“If sex is good, why is premarital sex bad?” Father Martino asked. “When you don’t use the gift right, it’s wrong — even in your marriage,” he said. 

The young priest, who was engaged to be married before his fiancée insisted he test his vocation, laid much responsibility on young women in maintaining virtue in dating. “If I say I’m a virgin, I have to give 80 percent of the credit to my fiancée,” he said to howls of laughter. 

Success defined 

Though there are many reasons Vietnamese Catholics travel to Marian Days, there is only one purpose for the congregation that puts it on. 

“The spiritual purpose,” Father Do told OSV. 

Marian Days is “a time for people to redirect their lives to God through Mary.” If it did not serve that spiritual purpose, the congregation would not sponsor Marian Days, he said. “That is the only reason — because of the spiritual benefit.” 

A key indicator for Father Do that Marian Days is fulfilling its purpose is the large number of people who seek the Sacrament of Reconciliation. “Long, long lines of people go to confession,” Father Do said. “They want to meet God.” 

Priests who hear confession report that “for some, it’s so long since they’ve been to confession — sometimes 30 years,” he said. “They’re Catholic, but they don’t practice their faith.” 

There are many who end up deriving a spiritual benefit who, “perhaps, when they came they had no intention for that, but perhaps for a social gathering or entertainment or a weekend away,” Father Do said. “But when they come here, they’re drawn into that dimension.” As long as that keeps happening, Father Do said, he will consider Marian Days a success. 

When asked why the communities of Vietnamese Catholics continue to grow and why Vietnamese are overrepresented among seminarians and priests in the United States, Father Do replied: “The blood of the martyrs is the seed of Christians.

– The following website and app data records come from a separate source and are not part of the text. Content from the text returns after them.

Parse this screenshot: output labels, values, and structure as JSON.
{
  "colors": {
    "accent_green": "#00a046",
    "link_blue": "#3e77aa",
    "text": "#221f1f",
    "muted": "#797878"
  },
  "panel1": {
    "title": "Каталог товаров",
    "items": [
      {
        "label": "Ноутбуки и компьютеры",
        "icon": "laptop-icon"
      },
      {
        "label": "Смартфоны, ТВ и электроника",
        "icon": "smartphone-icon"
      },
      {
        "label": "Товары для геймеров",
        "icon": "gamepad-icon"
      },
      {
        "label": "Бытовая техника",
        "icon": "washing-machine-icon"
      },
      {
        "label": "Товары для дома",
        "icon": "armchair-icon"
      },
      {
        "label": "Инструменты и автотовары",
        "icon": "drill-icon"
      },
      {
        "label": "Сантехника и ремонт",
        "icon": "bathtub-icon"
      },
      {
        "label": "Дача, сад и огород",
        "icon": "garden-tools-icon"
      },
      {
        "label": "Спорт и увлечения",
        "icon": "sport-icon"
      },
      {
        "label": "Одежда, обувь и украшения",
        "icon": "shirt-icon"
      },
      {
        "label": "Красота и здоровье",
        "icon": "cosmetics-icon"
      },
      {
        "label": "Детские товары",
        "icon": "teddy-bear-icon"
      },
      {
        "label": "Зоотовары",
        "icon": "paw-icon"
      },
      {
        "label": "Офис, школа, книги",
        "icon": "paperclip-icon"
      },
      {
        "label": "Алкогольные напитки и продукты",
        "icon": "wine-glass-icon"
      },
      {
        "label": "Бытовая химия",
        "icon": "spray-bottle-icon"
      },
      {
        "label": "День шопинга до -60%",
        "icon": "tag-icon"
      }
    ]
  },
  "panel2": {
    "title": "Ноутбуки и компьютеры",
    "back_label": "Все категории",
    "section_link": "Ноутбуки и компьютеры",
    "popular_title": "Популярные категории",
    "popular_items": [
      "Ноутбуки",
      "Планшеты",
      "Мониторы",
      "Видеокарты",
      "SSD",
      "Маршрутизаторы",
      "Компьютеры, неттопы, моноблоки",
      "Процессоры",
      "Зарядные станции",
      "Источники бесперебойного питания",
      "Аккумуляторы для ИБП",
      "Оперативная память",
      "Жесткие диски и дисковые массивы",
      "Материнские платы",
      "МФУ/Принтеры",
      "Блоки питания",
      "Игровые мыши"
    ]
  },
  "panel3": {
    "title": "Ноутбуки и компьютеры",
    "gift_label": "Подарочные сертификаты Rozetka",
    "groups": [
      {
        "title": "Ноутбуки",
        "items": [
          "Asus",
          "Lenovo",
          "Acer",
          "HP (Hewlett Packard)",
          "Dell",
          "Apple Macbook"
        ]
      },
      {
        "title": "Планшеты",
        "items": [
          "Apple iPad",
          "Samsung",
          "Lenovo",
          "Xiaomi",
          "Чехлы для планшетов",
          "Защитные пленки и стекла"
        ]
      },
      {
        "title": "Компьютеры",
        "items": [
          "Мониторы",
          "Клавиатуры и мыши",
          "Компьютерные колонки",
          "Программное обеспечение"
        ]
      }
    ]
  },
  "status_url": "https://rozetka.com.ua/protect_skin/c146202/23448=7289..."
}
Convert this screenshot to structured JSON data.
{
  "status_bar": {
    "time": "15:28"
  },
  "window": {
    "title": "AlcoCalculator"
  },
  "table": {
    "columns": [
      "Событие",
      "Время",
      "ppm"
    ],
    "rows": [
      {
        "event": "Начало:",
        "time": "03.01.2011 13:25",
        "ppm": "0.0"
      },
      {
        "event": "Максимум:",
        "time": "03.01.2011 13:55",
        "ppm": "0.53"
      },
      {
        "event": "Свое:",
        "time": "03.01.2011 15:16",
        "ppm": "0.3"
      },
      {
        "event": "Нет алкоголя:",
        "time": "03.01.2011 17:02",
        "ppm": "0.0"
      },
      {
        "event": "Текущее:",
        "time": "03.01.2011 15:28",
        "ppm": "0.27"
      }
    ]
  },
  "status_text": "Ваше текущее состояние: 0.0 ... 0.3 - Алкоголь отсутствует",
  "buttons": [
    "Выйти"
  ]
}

I really do believe that.” 

Those words were echoed later that day by Lincoln, Neb., Bishop Fabian Bruskewitz in his homily for the Mass of the Holy Martyrs of Vietnam. Later, he honored “the great legacy” the many martyrs of Vietnam have passed on, “not just to Vietnam and people of Vietnamese origin and extraction, but that they have passed on, indeed, to the whole Catholic world and even beyond.” 

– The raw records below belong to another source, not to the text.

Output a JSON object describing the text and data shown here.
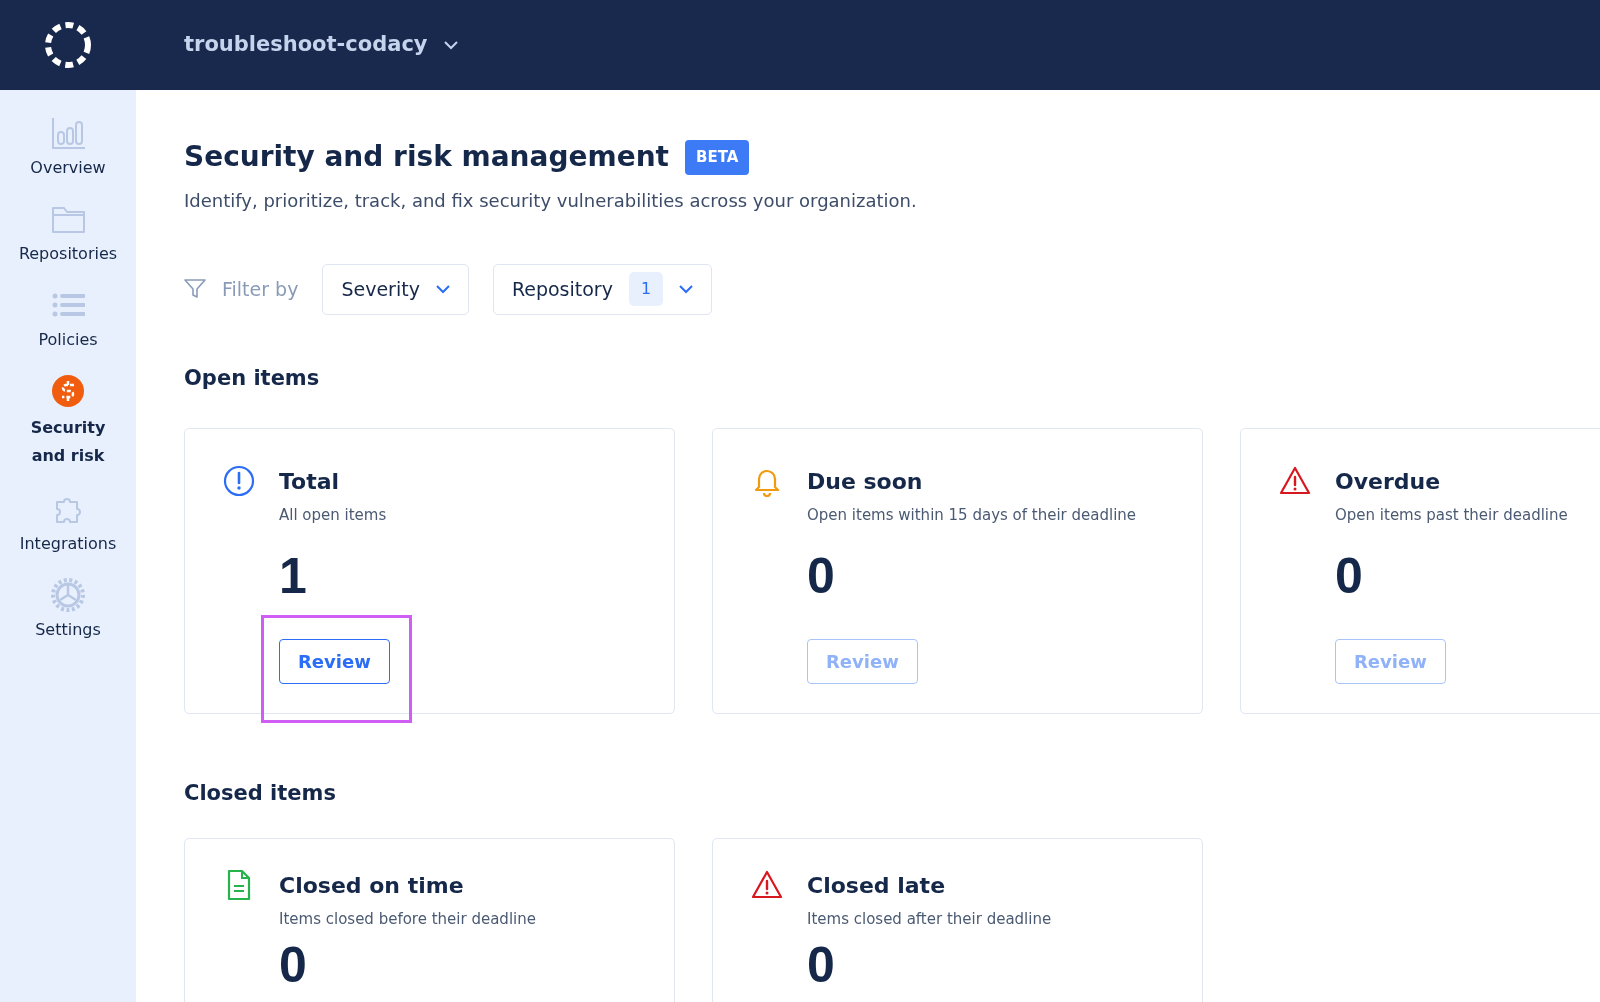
{
  "topbar": {
    "organization": "troubleshoot-codacy"
  },
  "sidebar": {
    "items": [
      {
        "label": "Overview",
        "selected": false
      },
      {
        "label": "Repositories",
        "selected": false
      },
      {
        "label": "Policies",
        "selected": false
      },
      {
        "label": "Security and risk",
        "selected": true
      },
      {
        "label": "Integrations",
        "selected": false
      },
      {
        "label": "Settings",
        "selected": false
      }
    ]
  },
  "header": {
    "title": "Security and risk management",
    "badge": "BETA",
    "subtitle": "Identify, prioritize, track, and fix security vulnerabilities across your organization."
  },
  "filters": {
    "label": "Filter by",
    "dropdowns": [
      {
        "label": "Severity"
      },
      {
        "label": "Repository",
        "count": "1"
      }
    ]
  },
  "sections": [
    {
      "title": "Open items",
      "cards": [
        {
          "title": "Total",
          "description": "All open items",
          "value": "1",
          "button": "Review",
          "disabled": false,
          "highlighted": true
        },
        {
          "title": "Due soon",
          "description": "Open items within 15 days of their deadline",
          "value": "0",
          "button": "Review",
          "disabled": true,
          "highlighted": false
        },
        {
          "title": "Overdue",
          "description": "Open items past their deadline",
          "value": "0",
          "button": "Review",
          "disabled": true,
          "highlighted": false
        }
      ]
    },
    {
      "title": "Closed items",
      "cards": [
        {
          "title": "Closed on time",
          "description": "Items closed before their deadline",
          "value": "0"
        },
        {
          "title": "Closed late",
          "description": "Items closed after their deadline",
          "value": "0"
        }
      ]
    }
  ]
}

Jack Smith is editor of The Catholic Key, the diocesan newspaper of Kansas City-St. Joseph, Mo.